- _Exercise aim_: Produce the records again in full, exactly as shown below.

(Provided records begins)

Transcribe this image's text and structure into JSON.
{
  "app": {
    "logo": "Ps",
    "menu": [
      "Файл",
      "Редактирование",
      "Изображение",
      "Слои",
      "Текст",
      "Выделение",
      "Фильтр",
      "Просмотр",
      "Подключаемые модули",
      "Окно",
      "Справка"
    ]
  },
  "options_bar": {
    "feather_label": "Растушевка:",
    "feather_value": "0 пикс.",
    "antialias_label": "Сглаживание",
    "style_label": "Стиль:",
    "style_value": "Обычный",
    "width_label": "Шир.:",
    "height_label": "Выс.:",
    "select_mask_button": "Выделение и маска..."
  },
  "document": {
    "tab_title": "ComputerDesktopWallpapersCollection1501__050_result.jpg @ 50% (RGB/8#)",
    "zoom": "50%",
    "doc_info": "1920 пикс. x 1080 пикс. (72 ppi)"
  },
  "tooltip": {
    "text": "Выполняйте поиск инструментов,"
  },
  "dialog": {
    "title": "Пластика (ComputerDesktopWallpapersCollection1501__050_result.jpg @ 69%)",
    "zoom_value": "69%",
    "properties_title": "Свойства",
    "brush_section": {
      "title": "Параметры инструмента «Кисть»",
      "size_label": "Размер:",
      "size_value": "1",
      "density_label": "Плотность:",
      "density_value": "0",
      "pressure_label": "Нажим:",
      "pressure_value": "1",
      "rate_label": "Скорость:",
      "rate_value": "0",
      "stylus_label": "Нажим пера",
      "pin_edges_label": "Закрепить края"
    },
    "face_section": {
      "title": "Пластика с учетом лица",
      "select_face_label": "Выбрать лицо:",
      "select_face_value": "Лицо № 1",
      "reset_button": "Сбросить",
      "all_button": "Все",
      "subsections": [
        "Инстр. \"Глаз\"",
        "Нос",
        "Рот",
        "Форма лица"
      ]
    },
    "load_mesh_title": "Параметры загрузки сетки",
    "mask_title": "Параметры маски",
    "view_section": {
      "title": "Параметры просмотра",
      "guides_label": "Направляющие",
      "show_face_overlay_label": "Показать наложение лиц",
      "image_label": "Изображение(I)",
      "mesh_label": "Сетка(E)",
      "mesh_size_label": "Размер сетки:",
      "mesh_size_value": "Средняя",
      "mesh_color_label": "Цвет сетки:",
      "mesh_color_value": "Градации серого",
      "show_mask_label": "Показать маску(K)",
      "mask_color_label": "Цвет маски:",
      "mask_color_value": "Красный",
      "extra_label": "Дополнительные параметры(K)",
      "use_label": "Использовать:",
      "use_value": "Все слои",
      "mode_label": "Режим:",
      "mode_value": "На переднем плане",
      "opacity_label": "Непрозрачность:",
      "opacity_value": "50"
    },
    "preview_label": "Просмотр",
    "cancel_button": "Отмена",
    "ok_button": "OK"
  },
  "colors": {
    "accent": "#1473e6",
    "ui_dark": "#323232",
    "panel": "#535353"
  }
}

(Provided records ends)

- _Solution_:
Transcribe this image's text and structure into JSON.
{
  "app": {
    "logo": "Ps",
    "menu": [
      "Файл",
      "Редактирование",
      "Изображение",
      "Слои",
      "Текст",
      "Выделение",
      "Фильтр",
      "Просмотр",
      "Подключаемые модули",
      "Окно",
      "Справка"
    ]
  },
  "options_bar": {
    "feather_label": "Растушевка:",
    "feather_value": "0 пикс.",
    "antialias_label": "Сглаживание",
    "style_label": "Стиль:",
    "style_value": "Обычный",
    "width_label": "Шир.:",
    "height_label": "Выс.:",
    "select_mask_button": "Выделение и маска..."
  },
  "document": {
    "tab_title": "ComputerDesktopWallpapersCollection1501__050_result.jpg @ 50% (RGB/8#)",
    "zoom": "50%",
    "doc_info": "1920 пикс. x 1080 пикс. (72 ppi)"
  },
  "tooltip": {
    "text": "Выполняйте поиск инструментов,"
  },
  "dialog": {
    "title": "Пластика (ComputerDesktopWallpapersCollection1501__050_result.jpg @ 69%)",
    "zoom_value": "69%",
    "properties_title": "Свойства",
    "brush_section": {
      "title": "Параметры инструмента «Кисть»",
      "size_label": "Размер:",
      "size_value": "1",
      "density_label": "Плотность:",
      "density_value": "0",
      "pressure_label": "Нажим:",
      "pressure_value": "1",
      "rate_label": "Скорость:",
      "rate_value": "0",
      "stylus_label": "Нажим пера",
      "pin_edges_label": "Закрепить края"
    },
    "face_section": {
      "title": "Пластика с учетом лица",
      "select_face_label": "Выбрать лицо:",
      "select_face_value": "Лицо № 1",
      "reset_button": "Сбросить",
      "all_button": "Все",
      "subsections": [
        "Инстр. \"Глаз\"",
        "Нос",
        "Рот",
        "Форма лица"
      ]
    },
    "load_mesh_title": "Параметры загрузки сетки",
    "mask_title": "Параметры маски",
    "view_section": {
      "title": "Параметры просмотра",
      "guides_label": "Направляющие",
      "show_face_overlay_label": "Показать наложение лиц",
      "image_label": "Изображение(I)",
      "mesh_label": "Сетка(E)",
      "mesh_size_label": "Размер сетки:",
      "mesh_size_value": "Средняя",
      "mesh_color_label": "Цвет сетки:",
      "mesh_color_value": "Градации серого",
      "show_mask_label": "Показать маску(K)",
      "mask_color_label": "Цвет маски:",
      "mask_color_value": "Красный",
      "extra_label": "Дополнительные параметры(K)",
      "use_label": "Использовать:",
      "use_value": "Все слои",
      "mode_label": "Режим:",
      "mode_value": "На переднем плане",
      "opacity_label": "Непрозрачность:",
      "opacity_value": "50"
    },
    "preview_label": "Просмотр",
    "cancel_button": "Отмена",
    "ok_button": "OK"
  },
  "colors": {
    "accent": "#1473e6",
    "ui_dark": "#323232",
    "panel": "#535353"
  }
}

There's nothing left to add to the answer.